Ryan
Keymaster

While I pretty much only go watchless when I forget my watch at home, I do like the idea of going watchless on easy runs for a lot of people. The reason is because some people become a slave to the watch. If you're one who checks splits and either consciously or subconsciously adjusts pace to hit some arbitrary number, then you will likely benefit by going watchless and just not worrying. If you don't look at your watch but are concerned about what your watch will say at the end and that affects the pace you run, you will also likely benefit.

In short, the benefit of going watchless is that you don't become a slave to the watch. You can run whatever pace you need and not worry about hitting some arbitrary number.

Of course, this benefit has two sides where it could potentially make no difference. First, if you can run with a watch but not worry about what it says, then there might even be a benefit to wearing the watch. I look at the watch as a tracking tool. When I'm running, I don't care what it says. After the run, I'm not worried about hitting some arbitrary time. I just look at the time as an indication of how things went. It's another piece of feedback that I can factor into how the run went after the fact, not some target to hit. Second, some people will still try to race the clock even when they don't know what the clock says.

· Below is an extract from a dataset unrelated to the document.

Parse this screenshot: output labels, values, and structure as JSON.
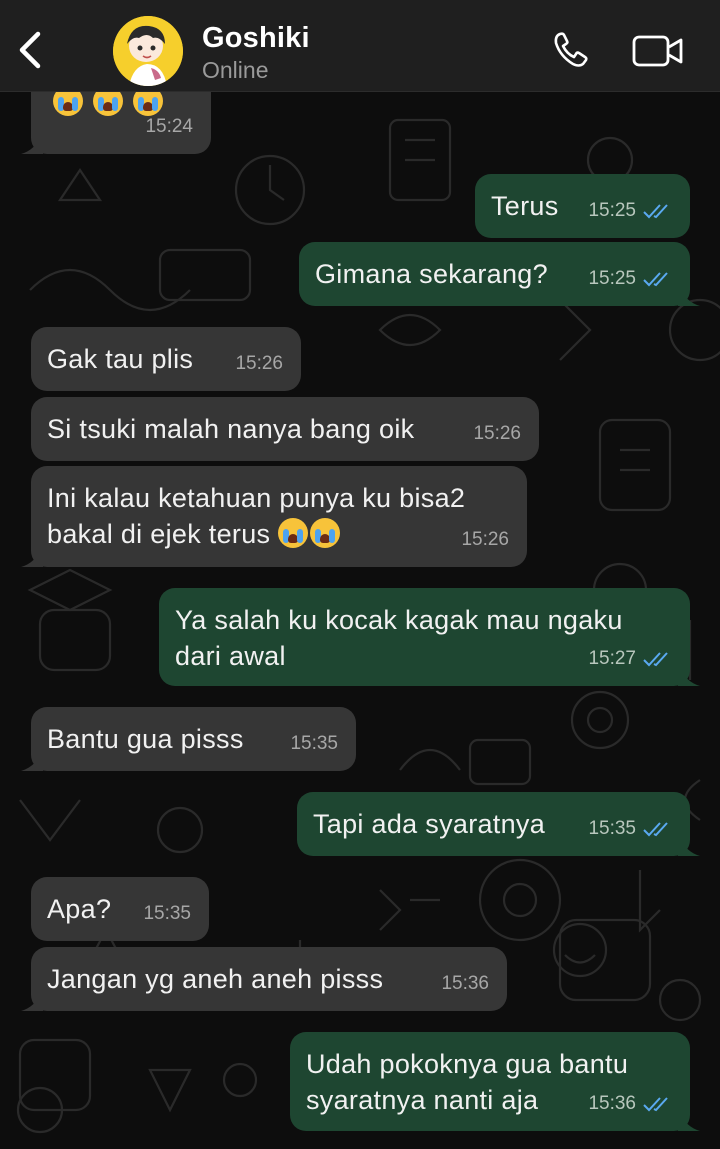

To truly experience the freedom of running without a watch, you have to have that watch free mentality of not caring about your pace. Just go at an effort level that feels right and let the pace take care of itself. Of course, this is possible to do (or to not do) with or without a watch.